Since the end of June Europe has been gotten a permit on vegetables import to Russia. As of today seven European countries – the Netherlands, Poland, Denmark, Belgium, Spain, Greece and the Czech Republic – have been allowed to import vegetables to Russia.
At the same time, Onishchenko said the danger of infections remained.
The chief sanitary inspector recognised that the disease intensity had diminished.
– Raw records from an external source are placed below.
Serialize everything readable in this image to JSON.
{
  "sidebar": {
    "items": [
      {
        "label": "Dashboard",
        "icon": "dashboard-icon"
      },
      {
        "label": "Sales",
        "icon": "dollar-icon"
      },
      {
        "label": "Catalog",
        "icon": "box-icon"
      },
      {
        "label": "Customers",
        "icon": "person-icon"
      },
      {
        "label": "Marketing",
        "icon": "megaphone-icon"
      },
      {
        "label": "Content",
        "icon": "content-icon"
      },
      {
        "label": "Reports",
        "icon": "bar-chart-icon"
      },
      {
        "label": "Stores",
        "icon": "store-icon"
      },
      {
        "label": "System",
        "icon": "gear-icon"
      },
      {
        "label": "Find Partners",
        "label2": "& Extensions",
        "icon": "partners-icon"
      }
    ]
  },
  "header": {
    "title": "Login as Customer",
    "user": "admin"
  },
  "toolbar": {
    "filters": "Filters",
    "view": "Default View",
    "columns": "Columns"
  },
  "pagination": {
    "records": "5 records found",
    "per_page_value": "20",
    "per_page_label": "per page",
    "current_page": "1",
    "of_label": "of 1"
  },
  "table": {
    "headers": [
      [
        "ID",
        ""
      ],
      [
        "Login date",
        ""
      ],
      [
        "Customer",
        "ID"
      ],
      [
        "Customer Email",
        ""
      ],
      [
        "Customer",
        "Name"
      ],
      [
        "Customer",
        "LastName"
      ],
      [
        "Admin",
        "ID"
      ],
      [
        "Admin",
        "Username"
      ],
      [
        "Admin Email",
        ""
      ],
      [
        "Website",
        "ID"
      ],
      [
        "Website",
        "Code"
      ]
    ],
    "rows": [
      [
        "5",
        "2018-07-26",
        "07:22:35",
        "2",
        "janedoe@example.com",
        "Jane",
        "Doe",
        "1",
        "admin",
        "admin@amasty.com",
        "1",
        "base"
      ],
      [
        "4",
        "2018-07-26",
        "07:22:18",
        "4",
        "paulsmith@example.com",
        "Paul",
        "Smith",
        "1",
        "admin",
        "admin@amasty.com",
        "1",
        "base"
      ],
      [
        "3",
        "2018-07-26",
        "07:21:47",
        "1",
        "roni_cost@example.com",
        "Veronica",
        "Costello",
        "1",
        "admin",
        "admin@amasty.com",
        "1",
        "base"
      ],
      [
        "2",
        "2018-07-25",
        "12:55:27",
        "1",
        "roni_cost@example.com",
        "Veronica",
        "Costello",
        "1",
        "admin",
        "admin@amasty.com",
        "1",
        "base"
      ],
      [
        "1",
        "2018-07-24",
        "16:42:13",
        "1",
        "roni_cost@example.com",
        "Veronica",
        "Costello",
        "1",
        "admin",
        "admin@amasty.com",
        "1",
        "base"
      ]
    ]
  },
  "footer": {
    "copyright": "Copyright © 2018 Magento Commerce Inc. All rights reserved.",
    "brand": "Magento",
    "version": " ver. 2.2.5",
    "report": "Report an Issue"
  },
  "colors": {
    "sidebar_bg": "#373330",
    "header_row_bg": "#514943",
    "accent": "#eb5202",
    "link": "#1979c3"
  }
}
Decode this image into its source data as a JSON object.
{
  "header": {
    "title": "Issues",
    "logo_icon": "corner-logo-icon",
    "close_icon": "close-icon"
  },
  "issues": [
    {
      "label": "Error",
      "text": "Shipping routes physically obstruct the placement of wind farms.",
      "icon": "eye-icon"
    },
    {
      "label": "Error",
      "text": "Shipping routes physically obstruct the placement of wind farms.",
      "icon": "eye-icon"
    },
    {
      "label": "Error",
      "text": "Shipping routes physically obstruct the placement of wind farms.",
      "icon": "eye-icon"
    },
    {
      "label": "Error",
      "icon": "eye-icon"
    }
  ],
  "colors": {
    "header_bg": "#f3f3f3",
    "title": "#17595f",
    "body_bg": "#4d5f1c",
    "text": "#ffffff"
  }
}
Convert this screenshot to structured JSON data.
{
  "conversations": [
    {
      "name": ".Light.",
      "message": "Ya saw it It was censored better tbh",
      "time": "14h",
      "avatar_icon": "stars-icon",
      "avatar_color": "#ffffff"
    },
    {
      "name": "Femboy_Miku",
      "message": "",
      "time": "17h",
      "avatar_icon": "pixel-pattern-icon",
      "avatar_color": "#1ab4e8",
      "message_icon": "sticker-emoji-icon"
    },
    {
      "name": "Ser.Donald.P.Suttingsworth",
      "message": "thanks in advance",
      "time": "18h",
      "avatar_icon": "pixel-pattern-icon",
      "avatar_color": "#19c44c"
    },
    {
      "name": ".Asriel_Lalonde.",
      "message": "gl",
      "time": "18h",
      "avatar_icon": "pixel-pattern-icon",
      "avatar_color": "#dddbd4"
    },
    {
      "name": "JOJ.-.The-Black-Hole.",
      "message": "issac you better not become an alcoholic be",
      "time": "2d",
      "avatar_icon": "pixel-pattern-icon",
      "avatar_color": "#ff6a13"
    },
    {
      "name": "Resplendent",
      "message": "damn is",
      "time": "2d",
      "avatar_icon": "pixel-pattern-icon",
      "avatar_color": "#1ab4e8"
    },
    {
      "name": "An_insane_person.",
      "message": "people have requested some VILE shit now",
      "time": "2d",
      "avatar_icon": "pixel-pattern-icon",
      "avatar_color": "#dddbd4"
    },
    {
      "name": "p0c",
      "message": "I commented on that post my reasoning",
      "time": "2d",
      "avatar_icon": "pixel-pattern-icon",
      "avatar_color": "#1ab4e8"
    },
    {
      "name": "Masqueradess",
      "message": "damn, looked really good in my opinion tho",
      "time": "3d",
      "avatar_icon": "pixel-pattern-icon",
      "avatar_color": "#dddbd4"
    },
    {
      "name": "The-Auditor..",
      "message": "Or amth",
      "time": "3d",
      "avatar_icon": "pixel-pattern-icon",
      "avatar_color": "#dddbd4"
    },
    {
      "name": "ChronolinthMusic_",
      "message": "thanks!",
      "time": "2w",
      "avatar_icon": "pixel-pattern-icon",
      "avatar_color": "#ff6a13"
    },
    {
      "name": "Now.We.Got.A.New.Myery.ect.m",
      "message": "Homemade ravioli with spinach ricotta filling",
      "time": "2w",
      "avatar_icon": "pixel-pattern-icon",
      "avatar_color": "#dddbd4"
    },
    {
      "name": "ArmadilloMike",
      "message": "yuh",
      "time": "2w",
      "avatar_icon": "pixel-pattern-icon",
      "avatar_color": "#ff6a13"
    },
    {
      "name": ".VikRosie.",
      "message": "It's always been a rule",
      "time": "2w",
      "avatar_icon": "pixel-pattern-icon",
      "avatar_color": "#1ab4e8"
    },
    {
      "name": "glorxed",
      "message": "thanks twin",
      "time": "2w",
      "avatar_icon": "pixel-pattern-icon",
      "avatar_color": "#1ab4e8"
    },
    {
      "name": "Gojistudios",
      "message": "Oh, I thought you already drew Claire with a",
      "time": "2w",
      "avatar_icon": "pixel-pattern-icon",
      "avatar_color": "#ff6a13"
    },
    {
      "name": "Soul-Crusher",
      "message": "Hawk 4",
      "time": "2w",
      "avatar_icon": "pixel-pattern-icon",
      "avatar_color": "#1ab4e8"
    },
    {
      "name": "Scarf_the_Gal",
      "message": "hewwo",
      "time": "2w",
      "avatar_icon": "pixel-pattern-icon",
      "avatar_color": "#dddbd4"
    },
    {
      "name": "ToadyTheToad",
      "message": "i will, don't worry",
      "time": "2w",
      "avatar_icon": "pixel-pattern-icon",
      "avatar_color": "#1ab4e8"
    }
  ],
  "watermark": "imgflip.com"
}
But he pointed out that the disease continued to spread. “On July 19, Germany registered three disease cases,” Onishchenko said, adding, “We are concerned over this situation.”
The Federal Consumer Rights and Human Well Being Service permitted the imports of Hungarian and Italian vegetables starting from July 25 on condition “the vegetables have a certificate issued by appropriate authorities in home countries.”
The certificates will guarantee the absence of E.coli bacteria in the imported products.
A protocol of June 22, 2011, has allowed the resumption of vegetable imports from Belgium, Greece, Denmark, Spain, the Netherlands, Poland, France and the Czech Republic.
Russia banned the imports of European vegetables on June 2 and said it would permit European vegetables on its market after it received information about the source of the infection, the mechanism of its transmission and geography.
The European Commission called on Russia to withdraw the ban immediately.
The Commission said it “protested to the Russian Federation against the Russian ban on all EU vegetable exports to Russia, and requested the immediate withdrawal of the measure.”
The commission, which called the measure “disproportionate,” said it lodged its complaint in a letter sent by EU Health Commissioner John Dalli to the Russian authorities.
It also “expressed concerns” about the ban and noted that the latest tests carried out in Spain and Germany showed that cucumbers were not responsible for the outbreak of the deadly strain of E.coli in Germany.
The commission, which removed Spanish cucumbers from its food alert system for the 27-nation EU, also said the outbreak “is restricted to a limited geographical area — it is affecting primarily the northern part of Germany.”
On June 22, Russia’s authorities and representatives from the European Union signed an agreement to resume vegetables import from Europe. The agreement binds European vegetable exporters to present certificates of the origin of their products proving they have no E.coli bacteria that caused an enteric epidemics in Europe.
The Federal Consumer Rights and Human Well Being Service banned the imports of cucumbers and some other vegetables from Germany and Spain on May 31. If the situation does not improve, the imports of such products from Europe will be banned fully, Onishchenko said.
The first reports of foods infected with coliform bacteria came from Germany on April 25. Onishchenko said he was surprised why the situation had not been taken under control until now. “Being an epidemiologist, I cannot understand why people fall ill in northern Germany and not in Spain. I also wonder why German epidemiological services have not resolved the problem over the past month.”
Onishchenko lauded the Russian position at the negotiations on the accession to the World Trade Organization (WTO), which defends the domestic norms of the content of antibiotics in meat products. “You [Europe] have the antibiotics norm of 0.3, while our norm is 0.01,” he said. The high content of antibiotics in European meat is the cause of the high resistance of coliform bacteria, which might have triggered the infection outbreak in Europe,” he said.